__YOUR OBJECTIVE__: The word to look for is "emoji". Report every line of the entries below that has it.

★ ★ ★ ★ ★

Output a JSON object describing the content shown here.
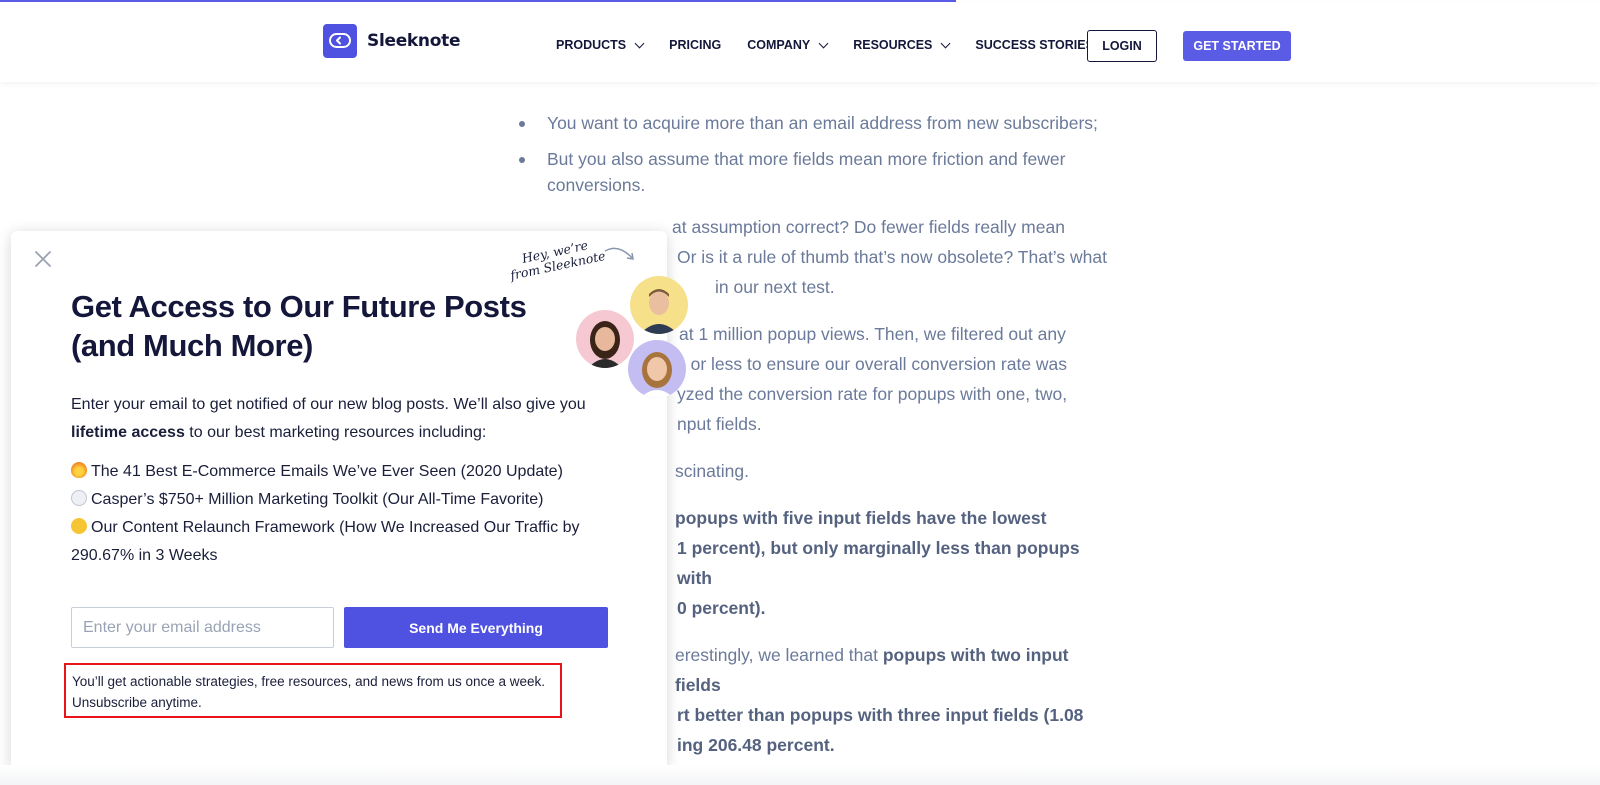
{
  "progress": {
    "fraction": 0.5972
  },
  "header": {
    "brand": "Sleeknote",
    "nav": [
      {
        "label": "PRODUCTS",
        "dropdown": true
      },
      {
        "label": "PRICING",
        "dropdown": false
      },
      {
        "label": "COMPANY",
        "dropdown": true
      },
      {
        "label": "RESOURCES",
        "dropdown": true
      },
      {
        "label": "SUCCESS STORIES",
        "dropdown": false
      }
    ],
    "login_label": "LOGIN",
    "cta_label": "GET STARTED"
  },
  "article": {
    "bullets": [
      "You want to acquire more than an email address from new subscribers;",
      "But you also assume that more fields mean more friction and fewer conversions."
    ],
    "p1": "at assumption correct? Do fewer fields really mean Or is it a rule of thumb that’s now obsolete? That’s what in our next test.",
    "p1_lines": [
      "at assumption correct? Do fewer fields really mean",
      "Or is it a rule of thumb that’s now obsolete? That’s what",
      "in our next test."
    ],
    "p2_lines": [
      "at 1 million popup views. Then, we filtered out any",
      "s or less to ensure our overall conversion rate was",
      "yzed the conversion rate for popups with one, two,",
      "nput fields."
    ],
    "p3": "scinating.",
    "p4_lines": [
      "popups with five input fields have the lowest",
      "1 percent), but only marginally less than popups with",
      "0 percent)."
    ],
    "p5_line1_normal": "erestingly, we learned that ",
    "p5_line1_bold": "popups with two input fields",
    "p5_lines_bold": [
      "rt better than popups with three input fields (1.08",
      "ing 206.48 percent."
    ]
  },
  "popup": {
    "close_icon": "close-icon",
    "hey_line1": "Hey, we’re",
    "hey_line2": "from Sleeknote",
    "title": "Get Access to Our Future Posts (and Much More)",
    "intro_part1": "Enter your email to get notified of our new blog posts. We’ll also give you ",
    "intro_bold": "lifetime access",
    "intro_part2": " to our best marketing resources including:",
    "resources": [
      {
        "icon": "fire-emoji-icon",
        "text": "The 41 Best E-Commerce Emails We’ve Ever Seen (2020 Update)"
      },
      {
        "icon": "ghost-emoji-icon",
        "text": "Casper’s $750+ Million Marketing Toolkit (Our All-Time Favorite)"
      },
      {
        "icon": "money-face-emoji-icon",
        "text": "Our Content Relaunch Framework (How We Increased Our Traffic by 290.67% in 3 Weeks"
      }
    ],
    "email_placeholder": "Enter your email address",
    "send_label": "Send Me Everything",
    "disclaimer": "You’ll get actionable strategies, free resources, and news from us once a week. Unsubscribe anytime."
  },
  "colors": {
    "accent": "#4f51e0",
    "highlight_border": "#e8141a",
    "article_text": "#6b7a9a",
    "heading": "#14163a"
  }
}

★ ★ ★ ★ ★

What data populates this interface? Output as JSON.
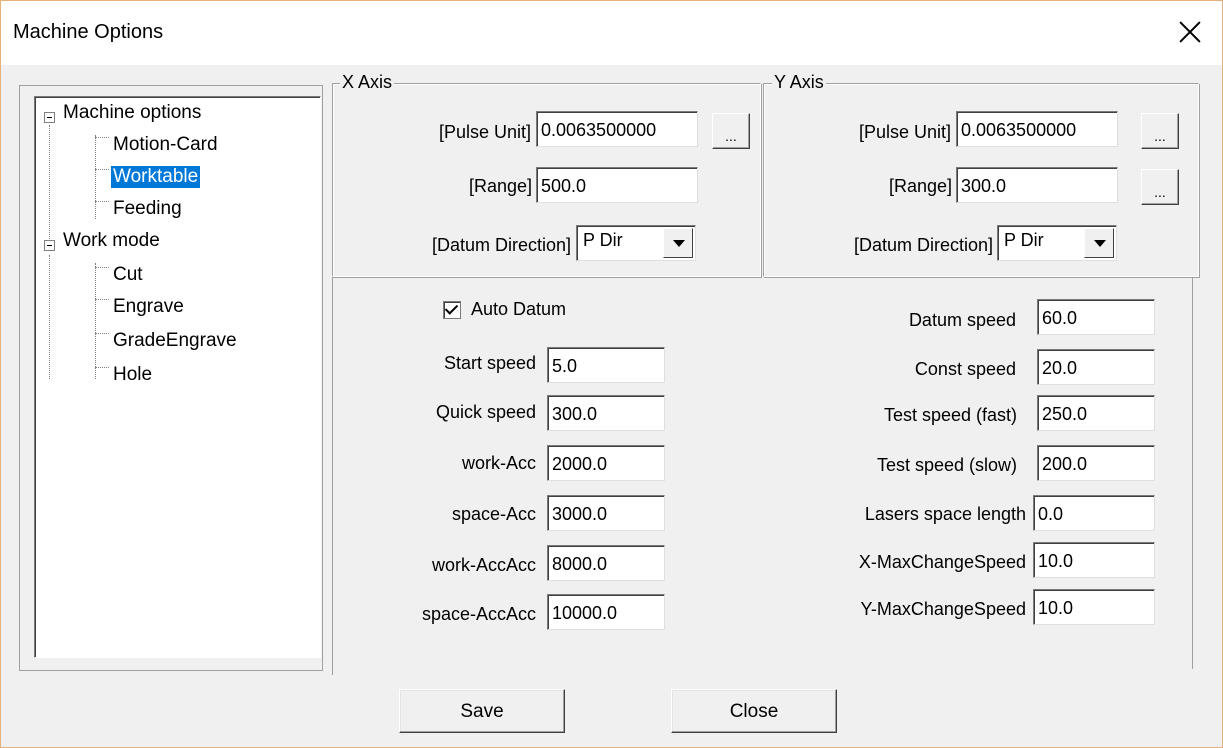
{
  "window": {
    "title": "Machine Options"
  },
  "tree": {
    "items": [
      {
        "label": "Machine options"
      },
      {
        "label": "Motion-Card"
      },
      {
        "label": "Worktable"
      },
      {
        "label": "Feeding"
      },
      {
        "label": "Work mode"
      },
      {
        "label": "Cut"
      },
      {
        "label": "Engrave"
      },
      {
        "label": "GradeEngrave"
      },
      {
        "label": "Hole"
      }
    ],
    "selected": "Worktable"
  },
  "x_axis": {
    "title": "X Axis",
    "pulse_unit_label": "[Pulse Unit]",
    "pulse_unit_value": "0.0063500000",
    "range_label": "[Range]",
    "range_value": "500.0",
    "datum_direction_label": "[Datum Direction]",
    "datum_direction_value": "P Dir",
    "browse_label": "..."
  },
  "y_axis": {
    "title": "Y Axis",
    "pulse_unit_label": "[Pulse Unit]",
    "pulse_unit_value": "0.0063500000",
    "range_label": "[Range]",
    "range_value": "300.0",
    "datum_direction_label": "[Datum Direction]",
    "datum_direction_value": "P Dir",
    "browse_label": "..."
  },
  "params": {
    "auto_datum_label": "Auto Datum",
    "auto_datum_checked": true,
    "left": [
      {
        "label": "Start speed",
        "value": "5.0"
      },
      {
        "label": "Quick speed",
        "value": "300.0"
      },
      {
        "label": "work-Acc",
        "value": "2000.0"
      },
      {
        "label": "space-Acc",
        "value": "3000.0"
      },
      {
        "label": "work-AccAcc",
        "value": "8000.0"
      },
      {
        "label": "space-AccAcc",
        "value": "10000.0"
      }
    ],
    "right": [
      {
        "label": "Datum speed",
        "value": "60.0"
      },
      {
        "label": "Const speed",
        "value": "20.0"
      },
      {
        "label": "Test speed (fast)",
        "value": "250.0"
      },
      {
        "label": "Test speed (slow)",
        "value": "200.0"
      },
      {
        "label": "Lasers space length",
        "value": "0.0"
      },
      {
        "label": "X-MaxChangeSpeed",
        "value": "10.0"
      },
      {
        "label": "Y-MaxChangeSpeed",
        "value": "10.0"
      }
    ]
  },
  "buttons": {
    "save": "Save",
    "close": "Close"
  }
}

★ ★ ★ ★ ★

__RESPONSE TO THIS EXERCISE__:
        "icon": "fire-emoji-icon",
        "icon": "ghost-emoji-icon",
        "icon": "money-face-emoji-icon",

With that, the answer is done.